In addition to plastics, Builders invests in aquaculture through, for example, the Yield Lab, an accelerator for entrepreneurs developing sustainable agriculture systems. It also invests in “monitoring, reporting, and verification” technologies that evaluate efforts such as planting mangroves or seagrass to improve the ocean’s ability to absorb carbon, in addition to technologies that filter microplastics and integrate the material into manufacturing processes.
Most of Builders’ ocean investments are in Europe, where there are more ocean-oriented venture funds. That’s because of a European Union initiative to invest in start-up vehicles so they reach a viable size, Lindsay says. Builders’ goal, however, is to invest more with firms such as Circulate Capital that are based closer to the problems they are trying to solve.
“Navigating country risk without having a sense of the landscape is incredibly challenging,” he says. “You’re going to end up deploying some capital pretty poorly.”
Spurring Economic Development
For Circulate Capital, investing in and growing companies that can rethink supply chains for recycling—“from collecting and sorting to processing and manufacturing”—has ancillary benefits.
Not only do these companies contribute to the fight against climate change, they also create jobs and help local economies.
“Across Latin America and the Caribbean there are millions and millions of people whose livelihoods depend on collecting and trading plastic waste,” Kaplan says. “As we develop the supply chains, and help them scale, that creates more economic opportunity for those vulnerable populations—if it’s done in a responsible way, which is a big part of how we invest.”
In Kaplan’s view, the problem of plastic waste and ocean health will only be solved when “we stop thinking about it just as an environmental issue and start thinking about it as an economic development opportunity.”
Companies such as Lucro and Srichakra are beginning to scale, but Kaplan says the plastics problem in South Asia and Southeast Asia alone will still require “many, many billions” of dollars of investment to solve.
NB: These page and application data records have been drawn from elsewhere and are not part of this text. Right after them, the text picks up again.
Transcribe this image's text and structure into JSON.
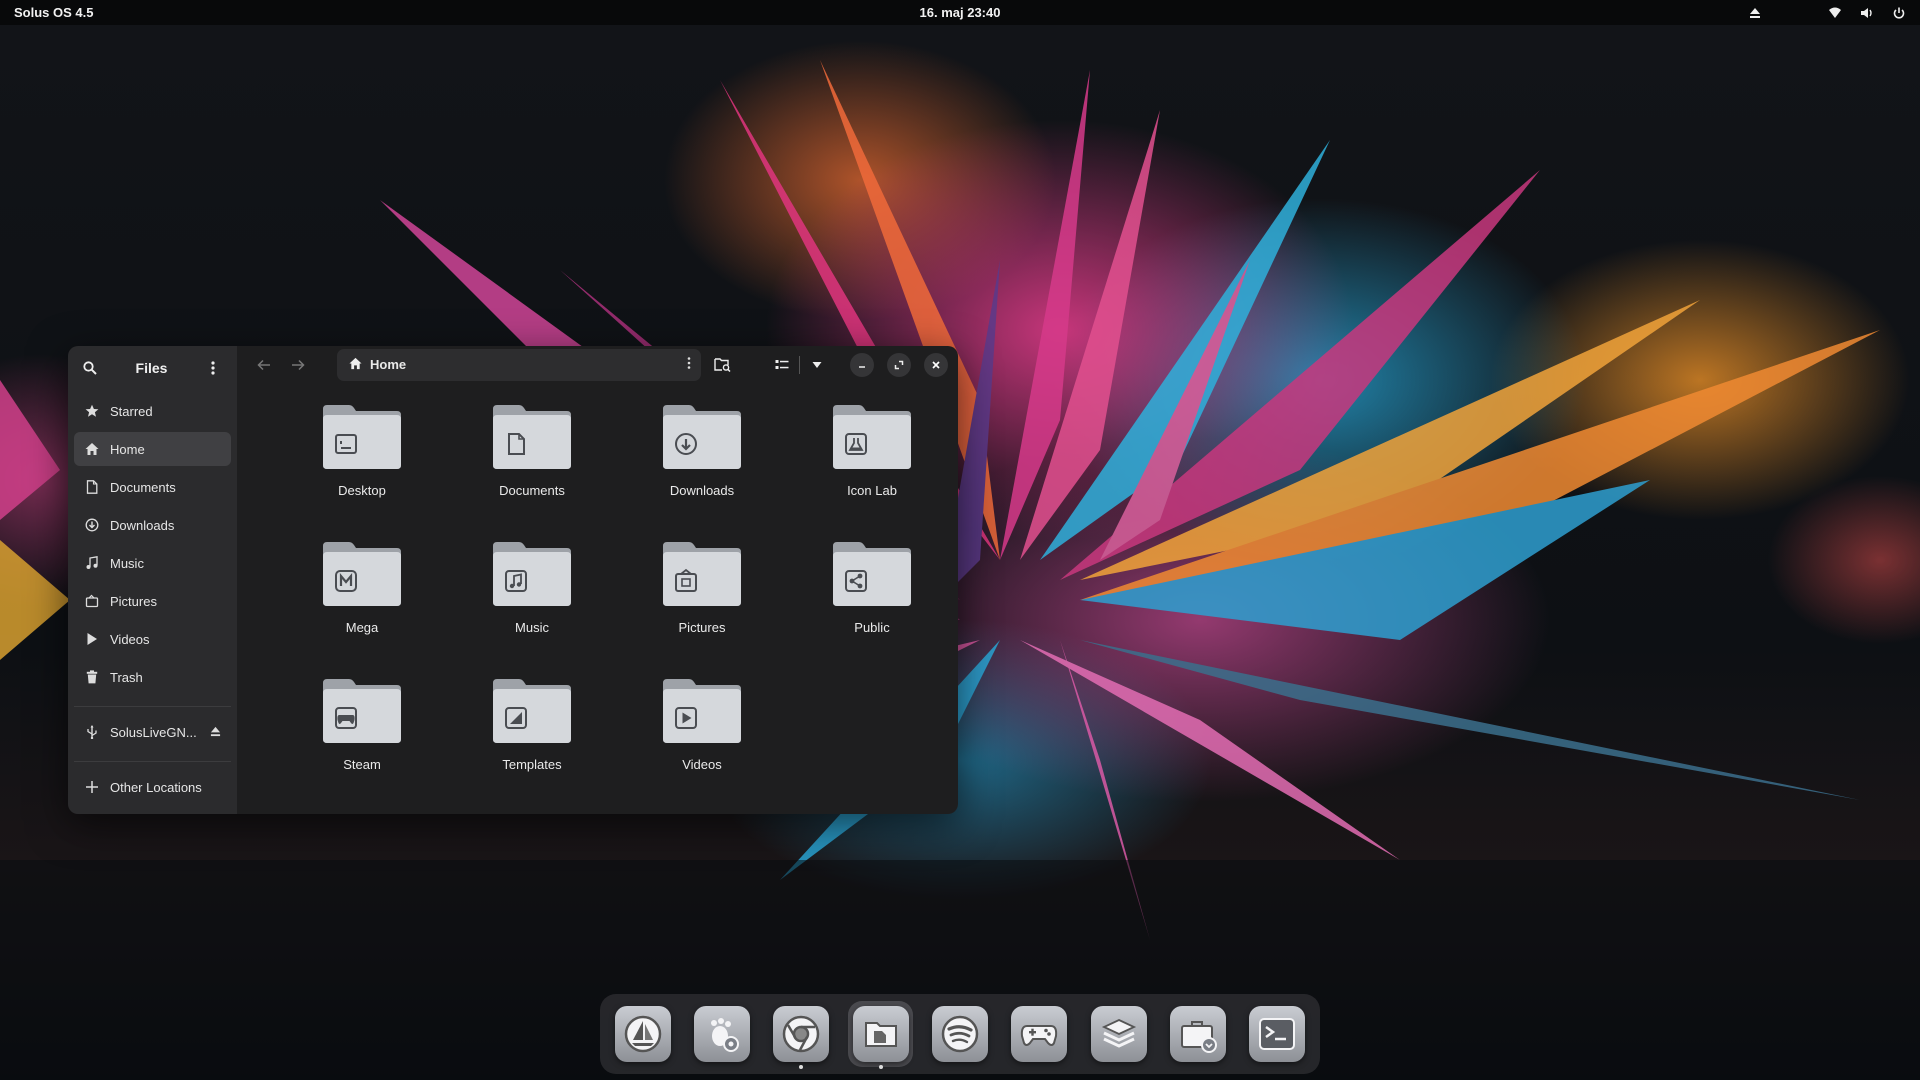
{
  "topbar": {
    "os_label": "Solus OS 4.5",
    "clock": "16. maj  23:40",
    "tray": [
      "eject-icon",
      "wifi-icon",
      "volume-icon",
      "power-icon"
    ]
  },
  "window": {
    "title": "Files",
    "path": "Home",
    "places": [
      {
        "name": "starred",
        "label": "Starred",
        "icon": "star-icon",
        "active": false
      },
      {
        "name": "home",
        "label": "Home",
        "icon": "home-icon",
        "active": true
      },
      {
        "name": "documents",
        "label": "Documents",
        "icon": "document-icon",
        "active": false
      },
      {
        "name": "downloads",
        "label": "Downloads",
        "icon": "download-icon",
        "active": false
      },
      {
        "name": "music",
        "label": "Music",
        "icon": "music-icon",
        "active": false
      },
      {
        "name": "pictures",
        "label": "Pictures",
        "icon": "pictures-icon",
        "active": false
      },
      {
        "name": "videos",
        "label": "Videos",
        "icon": "play-icon",
        "active": false
      },
      {
        "name": "trash",
        "label": "Trash",
        "icon": "trash-icon",
        "active": false
      }
    ],
    "device": {
      "label": "SolusLiveGN...",
      "icon": "usb-icon"
    },
    "other_locations": "Other Locations",
    "folders": [
      {
        "label": "Desktop",
        "icon": "desktop-icon"
      },
      {
        "label": "Documents",
        "icon": "document-icon"
      },
      {
        "label": "Downloads",
        "icon": "download-icon"
      },
      {
        "label": "Icon Lab",
        "icon": "flask-icon"
      },
      {
        "label": "Mega",
        "icon": "mega-icon"
      },
      {
        "label": "Music",
        "icon": "music-icon"
      },
      {
        "label": "Pictures",
        "icon": "pictures-icon"
      },
      {
        "label": "Public",
        "icon": "share-icon"
      },
      {
        "label": "Steam",
        "icon": "gamepad-icon"
      },
      {
        "label": "Templates",
        "icon": "template-icon"
      },
      {
        "label": "Videos",
        "icon": "play-icon"
      }
    ]
  },
  "dock": [
    {
      "name": "budgie-settings",
      "icon": "sailboat-icon",
      "running": false
    },
    {
      "name": "gnome-settings",
      "icon": "gnome-settings-icon",
      "running": false
    },
    {
      "name": "chrome",
      "icon": "chrome-icon",
      "running": true
    },
    {
      "name": "files",
      "icon": "folder-icon",
      "running": true,
      "active": true
    },
    {
      "name": "spotify",
      "icon": "spotify-icon",
      "running": false
    },
    {
      "name": "steam-games",
      "icon": "gamepad-icon",
      "running": false
    },
    {
      "name": "stack-app",
      "icon": "layers-icon",
      "running": false
    },
    {
      "name": "software-center",
      "icon": "briefcase-icon",
      "running": false
    },
    {
      "name": "terminal",
      "icon": "terminal-icon",
      "running": false
    }
  ],
  "colors": {
    "sidebar_bg": "#2b2b2d",
    "main_bg": "#1e1e1f",
    "folder_light": "#d5d8dc",
    "folder_dark": "#9ea2a8"
  }
}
Part of Circulate Capital’s role is to catalyze capital by proving these investments can work.
The firm’s second ocean fund, for instance, brought in development finance institutions such as the World Bank Group’s International Finance Corp. and the European Investment Bank in addition to family offices and private investors.
“We’re seeing more investors getting interested in the space. We’re seeing these companies successfully hit their targets and their milestones,” Kaplan says. “Those are all positive directions. But there’s still a lot more work to be done before we can say we’re moving the needle.”